*The foregoing content reflects the author's personal opinions which may not coincide with the opinions of the firm, and are subject to change at any time without notice. Content provided herein is for informational purposes only and should not be used or construed as investment advice or a recommendation regarding the purchase or sale of any security. There is no guarantee that these statements, opinions, or forecasts provided herein will prove to be correct. Past performance is not a guarantee of future results. Indices are not available for direct investment. Any investor who attempts to mimic the performance of an index would incur fees and expenses which would reduce returns. All investing involves risk. Asset allocation and diversification does not ensure a profit or protect against a loss. Finally, please understand that–as with other social media–if you leave a comment, it will be made public.

September 12, 2018

Stocks opened mixed (Dow +71 pts; SPX -.14%). Telecoms and consumer staples are leading the way, up more than 1%. Tech and financial sectors are lagging. A little optimism just crept in with this headline: “US Proposing New Trade Talks with China in the Near Future.” European stock markets will close up modestly but Asia was broadly negative overnight. The dollar is a bit weaker today against a basket of foreign currencies, so commodities are getting some life. Irion ore is up nearly 2% today, and WTI crude oil is up 2.8% to trade above $71/barrel, the highest in a month. Bonds are bouncing back a bit after yesterday’s beating. The 5-year and 10-year Treasury yields are hovering around 2.86% and 2.96%, respectively. That’s not much of a gap between the two, meaning that the yield curve is still very flat. The difference between the 2-year and 10-year yields is only about .22%.

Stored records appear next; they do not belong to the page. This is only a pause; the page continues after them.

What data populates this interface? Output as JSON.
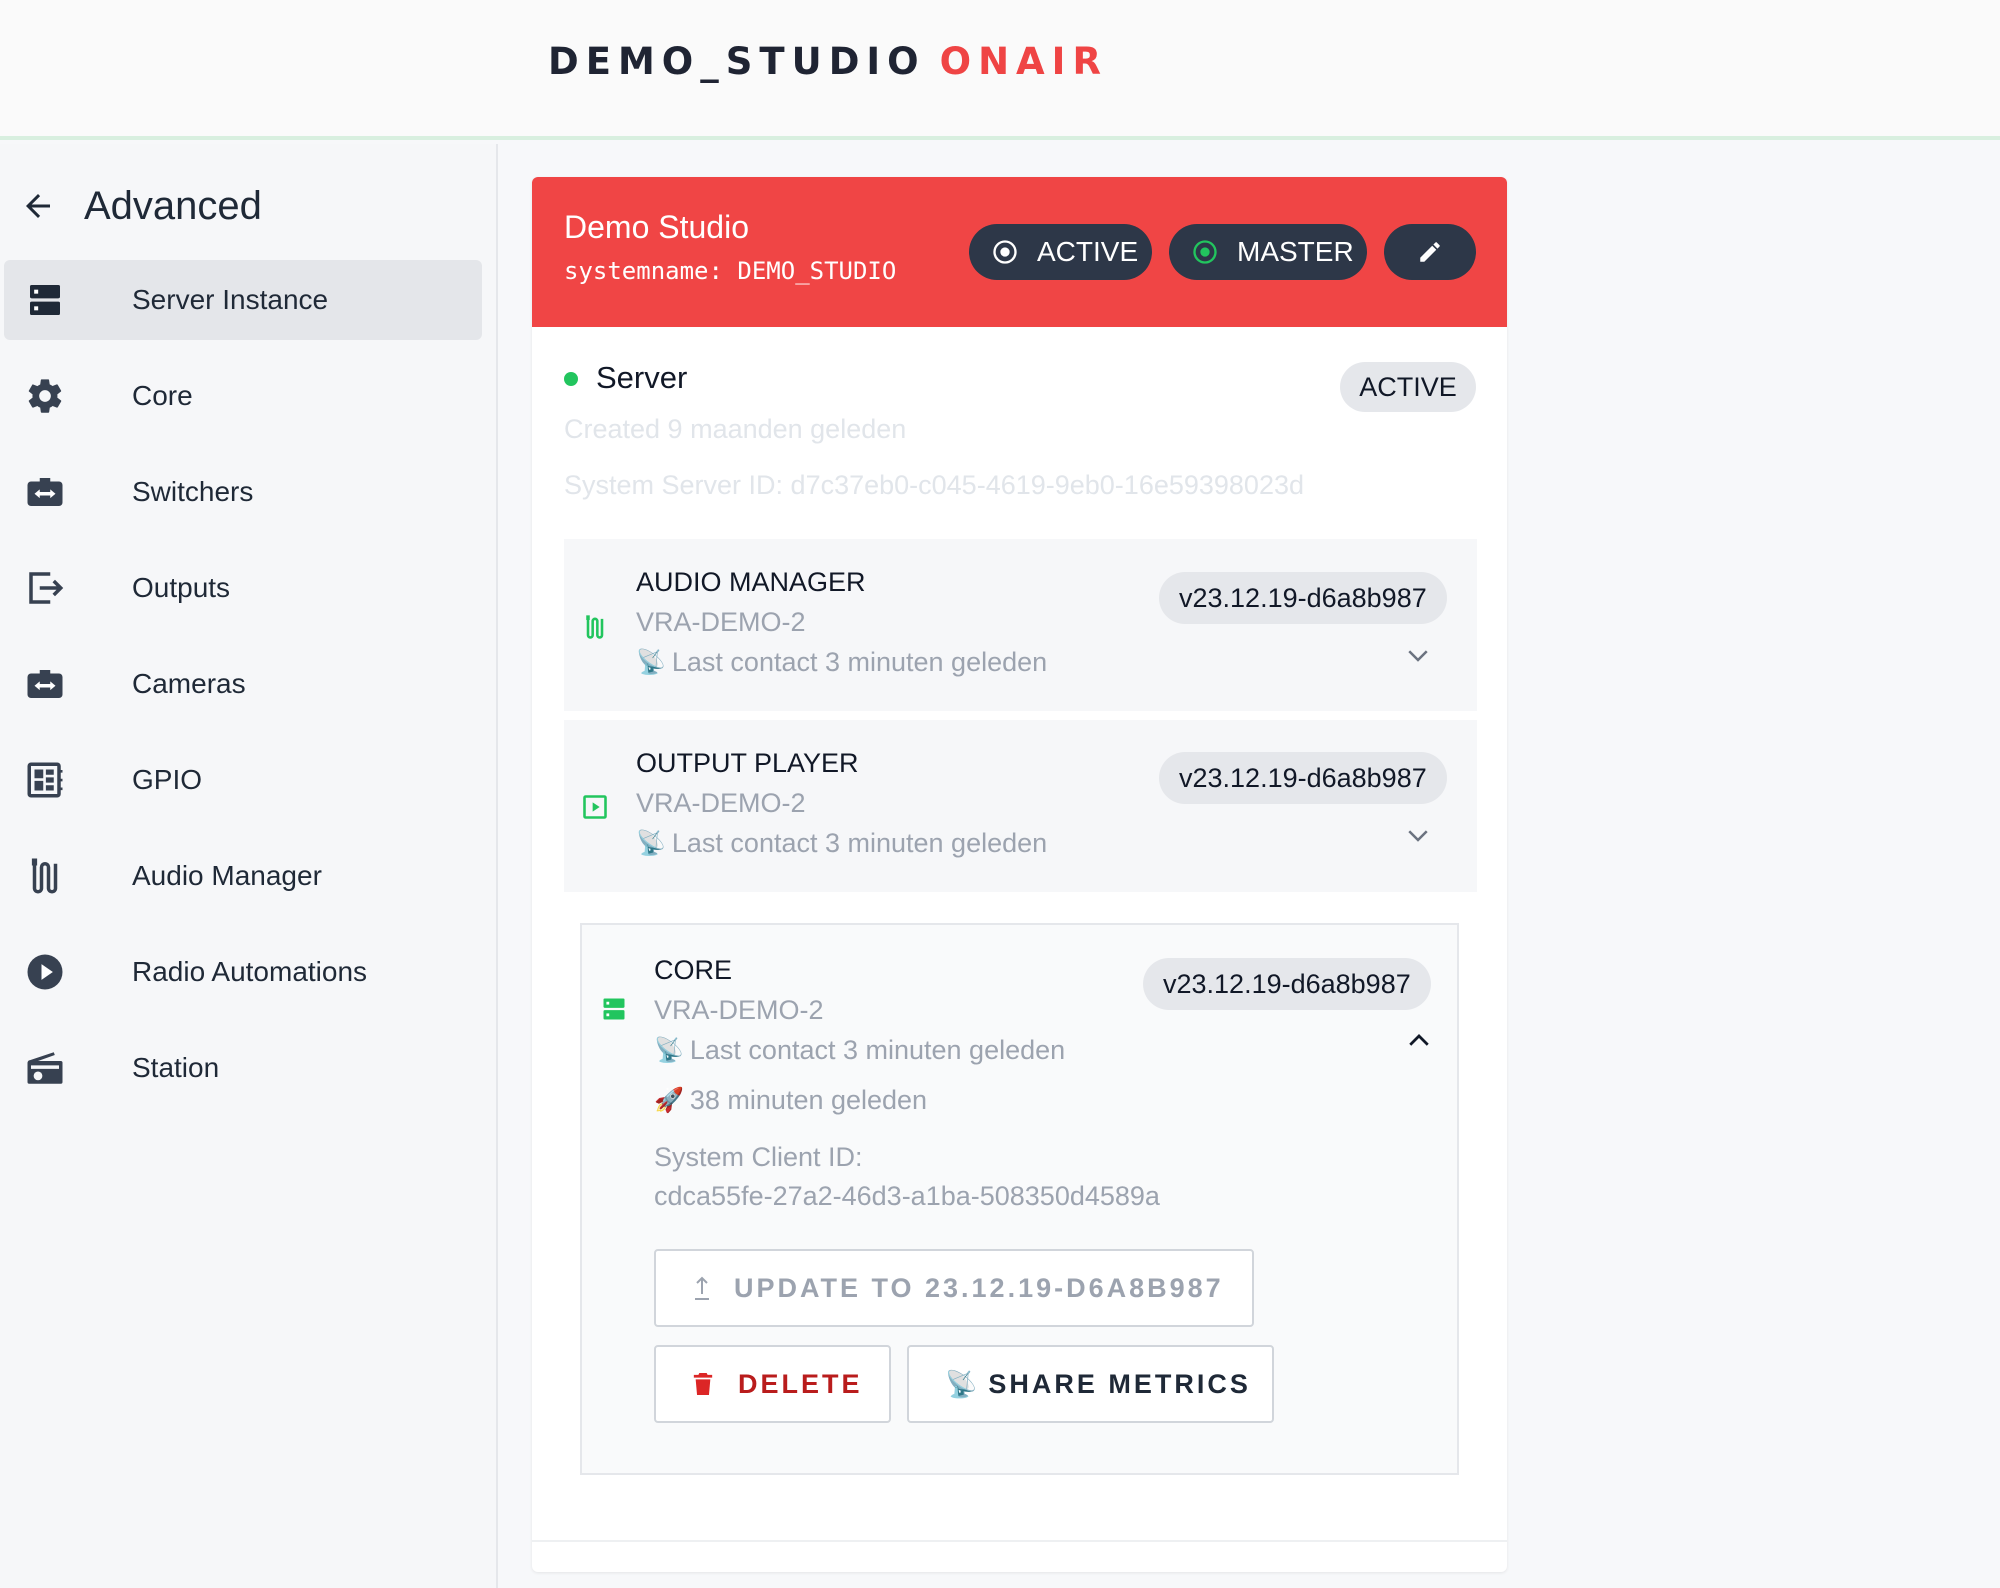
{
  "brand": {
    "name": "DEMO_STUDIO",
    "suffix": "ONAIR"
  },
  "sidebar": {
    "title": "Advanced",
    "items": [
      {
        "label": "Server Instance",
        "icon": "server-icon",
        "active": true
      },
      {
        "label": "Core",
        "icon": "gear-icon"
      },
      {
        "label": "Switchers",
        "icon": "switcher-icon"
      },
      {
        "label": "Outputs",
        "icon": "output-icon"
      },
      {
        "label": "Cameras",
        "icon": "camera-icon"
      },
      {
        "label": "GPIO",
        "icon": "gpio-icon"
      },
      {
        "label": "Audio Manager",
        "icon": "audio-icon"
      },
      {
        "label": "Radio Automations",
        "icon": "play-icon"
      },
      {
        "label": "Station",
        "icon": "radio-icon"
      }
    ]
  },
  "header": {
    "title": "Demo Studio",
    "systemname": "systemname: DEMO_STUDIO",
    "active_label": "ACTIVE",
    "master_label": "MASTER",
    "colors": {
      "header_bg": "#f04545",
      "pill_bg": "#2d3748",
      "status_green": "#22c55e"
    }
  },
  "server": {
    "name": "Server",
    "status": "ACTIVE",
    "created": "Created 9 maanden geleden",
    "system_id": "System Server ID: d7c37eb0-c045-4619-9eb0-16e59398023d"
  },
  "components": [
    {
      "name": "AUDIO MANAGER",
      "host": "VRA-DEMO-2",
      "contact_emoji": "📡",
      "contact": "Last contact 3 minuten geleden",
      "version": "v23.12.19-d6a8b987",
      "expanded": false
    },
    {
      "name": "OUTPUT PLAYER",
      "host": "VRA-DEMO-2",
      "contact_emoji": "📡",
      "contact": "Last contact 3 minuten geleden",
      "version": "v23.12.19-d6a8b987",
      "expanded": false
    }
  ],
  "core": {
    "name": "CORE",
    "host": "VRA-DEMO-2",
    "contact_emoji": "📡",
    "contact": "Last contact 3 minuten geleden",
    "started_emoji": "🚀",
    "started": "38 minuten geleden",
    "client_id_label": "System Client ID:",
    "client_id": "cdca55fe-27a2-46d3-a1ba-508350d4589a",
    "version": "v23.12.19-d6a8b987",
    "expanded": true,
    "update_button": "UPDATE TO 23.12.19-D6A8B987",
    "delete_button": "DELETE",
    "share_emoji": "📡",
    "share_button": "SHARE METRICS"
  }
}
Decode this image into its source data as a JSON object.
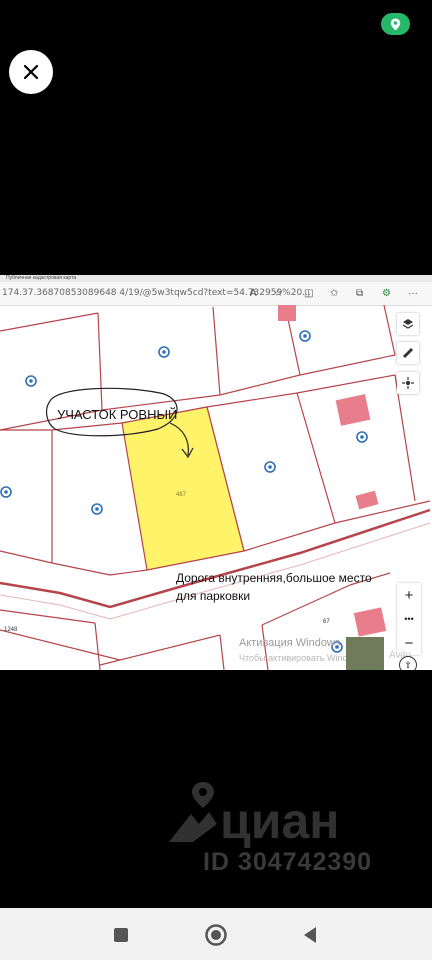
{
  "browser": {
    "tab_title": "Публичная кадастровая карта",
    "url": "174.37.36870853089648 4/19/@5w3tqw5cd?text=54.732959%20...",
    "toolbar_icons": [
      "reader-icon",
      "favorite-icon",
      "split-icon",
      "favorites-list-icon",
      "collections-icon",
      "extensions-icon"
    ]
  },
  "map": {
    "callout_text": "УЧАСТОК РОВНЫЙ",
    "road_caption_line1": "Дорога внутренняя,большое место",
    "road_caption_line2": "для парковки",
    "plot_number": "487",
    "number_left": "1248",
    "number_bottom": "67",
    "highlight_color": "#fff36a",
    "boundary_color": "#b5454b",
    "building_color": "#e87e8b",
    "controls": [
      "layers-icon",
      "ruler-icon",
      "locate-icon"
    ],
    "zoom_in": "+",
    "zoom_dots": "•••",
    "zoom_out": "−",
    "windows_watermark_line1": "Активация Windows",
    "windows_watermark_line2": "Чтобы активировать Windows",
    "avito_watermark": "Avito"
  },
  "watermark": {
    "brand": "циан",
    "listing_id": "ID 304742390"
  },
  "accent_color": "#27b768"
}
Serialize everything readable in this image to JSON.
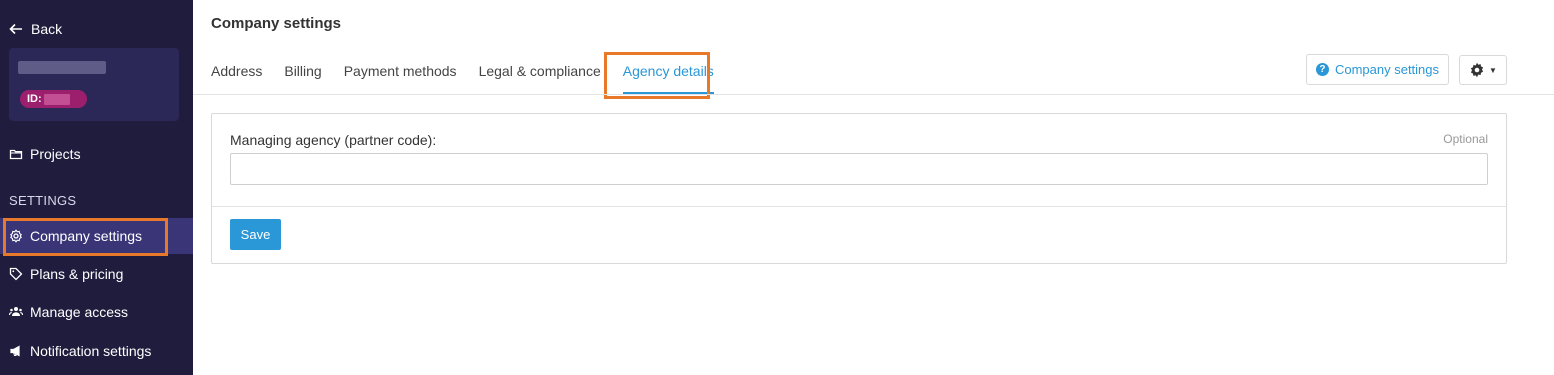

*The foregoing content reflects the author's personal opinions which may not coincide with the opinions of the firm, and are subject to change at any time without notice. Content provided herein is for informational purposes only and should not be used or construed as investment advice or a recommendation regarding the purchase or sale of any security. There is no guarantee that these statements, opinions, or forecasts provided herein will prove to be correct. Past performance is not a guarantee of future results. Indices are not available for direct investment. Any investor who attempts to mimic the performance of an index would incur fees and expenses which would reduce returns. All investing involves risk. Asset allocation and diversification does not ensure a profit or protect against a loss. Finally, please understand that–as with other social media–if you leave a comment, it will be made public.